Traditionally business database silos are integrated using APIs. Currently, APIs are a common suggestion and shortcut for integrating separate blockchain technologies. Accenture’s concern is that this undermines the value of blockchain which involves a shared ledger and hence doesn’t require reconciliation. Introducing APIs means you have two siloed blockchains that need to be reconciled. Instead, Accenture suggests having a trusted “interoperability node” that sits between the target distributed ledger technology (DLT) systems.
Accenture points to the lack of current best practice for integrating different platforms like Digital Asset, Ethereum, Hyperledger, R3 Corda and others. When Ledger Insights spoke to insurance consortium RiskBlock at the start of the year, Christopher McDaniel described a similar solution produced by Deloitte.
In the RiskBlock case, the aim was to enable insurers who already had invested in blockchain projects to use them on RiskBlock. But those could be using a variety of technologies. Hence they created what they referred to as two parallel blockchains. One was the main RiskBlock blockchain, but an inner one was used for integration, much like Accenture’s interoperability node.
The important aspect is not who came first, but that two world-leading consultancies facing the same challenges have arrived at a similar solution. And there was a need for the consultancies to address the issue because the technology platforms themselves have failed to do so. Accenture points to the lack of action by the platforms as a result of competition between the protocols but also their worry over harmonization putting a brake on innovation.
Some technologies have a higher degree of interoperability built in. For example, interoperability between two Corda blockchains is relatively simple compared to two Hyperledger Fabric blockchains.
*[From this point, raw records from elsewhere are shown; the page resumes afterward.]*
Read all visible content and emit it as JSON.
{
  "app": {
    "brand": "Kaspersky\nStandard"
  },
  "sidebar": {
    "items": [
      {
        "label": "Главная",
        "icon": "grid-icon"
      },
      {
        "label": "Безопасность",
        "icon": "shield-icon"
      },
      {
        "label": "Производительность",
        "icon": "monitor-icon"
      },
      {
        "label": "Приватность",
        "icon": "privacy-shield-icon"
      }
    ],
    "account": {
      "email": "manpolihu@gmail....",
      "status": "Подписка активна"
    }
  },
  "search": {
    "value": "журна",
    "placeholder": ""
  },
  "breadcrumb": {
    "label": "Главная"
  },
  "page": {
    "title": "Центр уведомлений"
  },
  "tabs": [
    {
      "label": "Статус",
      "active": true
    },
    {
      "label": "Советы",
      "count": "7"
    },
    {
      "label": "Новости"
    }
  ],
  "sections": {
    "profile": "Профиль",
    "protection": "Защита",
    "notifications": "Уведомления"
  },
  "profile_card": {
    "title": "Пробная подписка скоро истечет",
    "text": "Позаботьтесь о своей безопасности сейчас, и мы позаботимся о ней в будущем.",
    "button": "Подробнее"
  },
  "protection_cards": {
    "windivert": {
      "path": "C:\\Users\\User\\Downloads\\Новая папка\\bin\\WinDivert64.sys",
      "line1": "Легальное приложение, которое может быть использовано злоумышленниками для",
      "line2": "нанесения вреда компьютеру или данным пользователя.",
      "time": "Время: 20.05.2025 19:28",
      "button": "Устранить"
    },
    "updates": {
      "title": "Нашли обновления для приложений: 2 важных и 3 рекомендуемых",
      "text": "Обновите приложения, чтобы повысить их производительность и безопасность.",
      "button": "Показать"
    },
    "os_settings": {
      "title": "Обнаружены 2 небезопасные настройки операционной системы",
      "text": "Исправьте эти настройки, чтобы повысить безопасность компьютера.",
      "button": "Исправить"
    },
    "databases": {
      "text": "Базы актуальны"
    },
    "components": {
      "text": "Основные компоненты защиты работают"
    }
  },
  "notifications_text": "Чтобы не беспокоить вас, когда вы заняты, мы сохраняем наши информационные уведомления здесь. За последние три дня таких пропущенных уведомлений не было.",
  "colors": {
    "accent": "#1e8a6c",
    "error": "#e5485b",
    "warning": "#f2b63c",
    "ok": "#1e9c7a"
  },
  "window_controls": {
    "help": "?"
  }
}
However, when it comes to interoperating with each other or different technologies, they are both similarly challenged.
A consensus is forming that certain platforms are better suited to specific applications. And industries will need to interoperate. A good example is insurance which is needed for almost every industry. That means an insurance blockchain will need to integrate with say a supply chain or trade finance blockchain.
Additionally, if interoperability is possible, there is less agonizing over choosing the ‘wrong’ protocol. However, the existence of an interoperability solution is only one factor in the selection of the technology.
Accenture outlines two approaches to integration which presumably depends on what is being integrated. The first is value transfer. This is the ability to transfer a tokenized asset from one DLT ecosystem to another while protecting against double spend.
The second approach Accenture refers to as “Active state”. In this case, the data element needs to exist on two or more DLT platforms simultaneously, and its state needs to be kept in sync.
Apart from Deloitte’s multi-level blockchain, Hyperledger also has a Hyperledger Quilt project which implements the well-known Interledger protocol.
Gradually many of the barriers to DLT adoption are falling away. The DTCC recently demonstrated significant scalability. And Accenture is showing progress on the interoperability issue.